Start of Block

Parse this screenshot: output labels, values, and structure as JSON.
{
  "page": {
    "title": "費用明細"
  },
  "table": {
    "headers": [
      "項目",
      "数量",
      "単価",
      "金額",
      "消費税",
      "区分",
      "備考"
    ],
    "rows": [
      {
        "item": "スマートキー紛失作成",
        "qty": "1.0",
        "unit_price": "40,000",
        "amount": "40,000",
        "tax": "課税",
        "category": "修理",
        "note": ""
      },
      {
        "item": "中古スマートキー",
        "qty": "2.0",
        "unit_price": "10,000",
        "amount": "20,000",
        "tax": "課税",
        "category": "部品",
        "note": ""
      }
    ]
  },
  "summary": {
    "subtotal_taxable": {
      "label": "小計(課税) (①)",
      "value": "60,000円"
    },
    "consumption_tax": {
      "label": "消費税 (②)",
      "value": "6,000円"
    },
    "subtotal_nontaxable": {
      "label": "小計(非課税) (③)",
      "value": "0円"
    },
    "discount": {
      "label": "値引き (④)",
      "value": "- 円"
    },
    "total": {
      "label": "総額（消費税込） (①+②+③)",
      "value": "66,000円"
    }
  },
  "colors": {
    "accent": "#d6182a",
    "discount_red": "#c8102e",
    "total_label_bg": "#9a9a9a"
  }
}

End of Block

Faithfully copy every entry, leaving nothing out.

## [Problem solution]
Parse this screenshot: output labels, values, and structure as JSON.
{
  "page": {
    "title": "費用明細"
  },
  "table": {
    "headers": [
      "項目",
      "数量",
      "単価",
      "金額",
      "消費税",
      "区分",
      "備考"
    ],
    "rows": [
      {
        "item": "スマートキー紛失作成",
        "qty": "1.0",
        "unit_price": "40,000",
        "amount": "40,000",
        "tax": "課税",
        "category": "修理",
        "note": ""
      },
      {
        "item": "中古スマートキー",
        "qty": "2.0",
        "unit_price": "10,000",
        "amount": "20,000",
        "tax": "課税",
        "category": "部品",
        "note": ""
      }
    ]
  },
  "summary": {
    "subtotal_taxable": {
      "label": "小計(課税) (①)",
      "value": "60,000円"
    },
    "consumption_tax": {
      "label": "消費税 (②)",
      "value": "6,000円"
    },
    "subtotal_nontaxable": {
      "label": "小計(非課税) (③)",
      "value": "0円"
    },
    "discount": {
      "label": "値引き (④)",
      "value": "- 円"
    },
    "total": {
      "label": "総額（消費税込） (①+②+③)",
      "value": "66,000円"
    }
  },
  "colors": {
    "accent": "#d6182a",
    "discount_red": "#c8102e",
    "total_label_bg": "#9a9a9a"
  }
}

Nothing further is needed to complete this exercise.